A controversial bylaw aimed at ending a deficit for garbage pickup in Neepawa has been trashed.
After second reading, Neepawa city council tossed out a proposed bylaw which put a two-bag limit on residential pickup and raised basic service from $150 to $200 per year for businesses.
It also required residents to pay $3 for bag tags on any garbage exceeding the two-bag limit.
After a chorus of concerns and more than a dozen presentations against the proposed changes since its first reading on Feb. 12, city council unanimously defeated the proposed changes at a meeting on March 5.
Most of the opposition came from the business community.
“We’ve learned a lot of things that we think will work,” said Mayor Ken Waddell.
Unaudited 2012 reports show the city spent $167,000 last year covering its losses in garbage removal and it’s estimated the town has spent around $800,000 in total since it started dipping into its general tax revenue nine years ago.

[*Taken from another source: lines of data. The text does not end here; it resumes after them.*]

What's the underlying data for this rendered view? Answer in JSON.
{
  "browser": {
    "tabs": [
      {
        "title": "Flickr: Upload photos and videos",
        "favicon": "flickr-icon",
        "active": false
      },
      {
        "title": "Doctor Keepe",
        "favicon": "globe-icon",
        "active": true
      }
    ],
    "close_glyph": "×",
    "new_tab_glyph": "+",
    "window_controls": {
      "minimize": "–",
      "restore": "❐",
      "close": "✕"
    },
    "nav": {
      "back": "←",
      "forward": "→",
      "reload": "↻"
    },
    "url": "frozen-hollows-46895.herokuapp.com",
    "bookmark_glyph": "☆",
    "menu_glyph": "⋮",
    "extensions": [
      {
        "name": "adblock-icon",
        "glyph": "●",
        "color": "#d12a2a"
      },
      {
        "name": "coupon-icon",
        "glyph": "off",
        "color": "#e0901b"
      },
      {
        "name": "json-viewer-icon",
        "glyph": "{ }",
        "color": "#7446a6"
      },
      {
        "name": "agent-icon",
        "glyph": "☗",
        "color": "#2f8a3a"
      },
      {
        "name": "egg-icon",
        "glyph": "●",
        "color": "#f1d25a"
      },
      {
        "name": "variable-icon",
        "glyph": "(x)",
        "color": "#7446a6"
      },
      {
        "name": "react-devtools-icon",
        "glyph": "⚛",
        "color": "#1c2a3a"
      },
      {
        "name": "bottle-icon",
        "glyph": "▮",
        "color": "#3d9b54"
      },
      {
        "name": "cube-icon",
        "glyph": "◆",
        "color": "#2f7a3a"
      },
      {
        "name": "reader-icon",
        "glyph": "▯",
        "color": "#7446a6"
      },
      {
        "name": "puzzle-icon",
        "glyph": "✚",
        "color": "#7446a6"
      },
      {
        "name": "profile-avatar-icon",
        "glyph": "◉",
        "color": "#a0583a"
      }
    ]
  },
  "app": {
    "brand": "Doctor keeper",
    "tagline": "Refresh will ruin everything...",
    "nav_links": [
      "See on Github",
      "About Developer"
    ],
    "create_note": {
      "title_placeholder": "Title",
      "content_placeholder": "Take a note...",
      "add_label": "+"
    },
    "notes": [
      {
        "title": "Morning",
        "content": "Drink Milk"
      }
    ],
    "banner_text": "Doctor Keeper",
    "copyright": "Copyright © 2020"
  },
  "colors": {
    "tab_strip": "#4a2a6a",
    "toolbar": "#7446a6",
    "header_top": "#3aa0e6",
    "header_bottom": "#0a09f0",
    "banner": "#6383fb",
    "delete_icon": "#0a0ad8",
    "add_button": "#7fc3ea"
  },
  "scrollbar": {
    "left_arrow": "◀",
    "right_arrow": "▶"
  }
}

The town has been losing money on garbage pickup since the current bylaw was implemented in 2006.
“It’s the intention of everyone, council and staff to have a fair and equitable bylaw in place for next year, that will avoid these kind of losses on the garbage side of operations,” Waddell said.
Since 2003, the costs have been rising after the town switched from its old landfill to Evergreen Environmental Technologies. A combination of accumulated deficits and high tonnage fees lead to the recent aggressive attempt to change garbage disposal rules.
The now-dead bylaw was meant to end the deficit in garbage funding, however Waddell admits council acted hastily to have it in place for the 2013 tax notices.
“We didn’t leave ourselves enough time to make the change so that was part of the problem,” Waddell said.
“Faced with these concerns and the very tight deadlines needed to make amendments in the time to be included in the 2013 tax notice, council decided to defeat the bylaw.”
Late 2013 is the aim for a new revised bylaw in order for it to apply to the 2014 tax bills and Waddell said there are lots of possibilities on how the town will retain taxpayer satisfaction while ending the costly subsidy.
“We’ve looked at tracking on a business-by-business basis, it’s been suggested whatever truck is used ... (there) be a scale on the truck so we weigh individual garbage production on a daily basis from each individual place,” Waddell said.
He said no one is suggesting the town stay on the same system, but the bylaw has to be rewritten.
“We anticipate that town staff, council and business will all be looking at ways to reduce garbage tonnage, to recycle more and examine all options going forward,” Waddell said. “It’s anticipated that losses similar to 2012 may in fact happen again in 2013. The bylaw will certainly be revisited and we anticipate strong and constructive input from the community.”
Republished from the Brandon Sun print edition March 11, 2013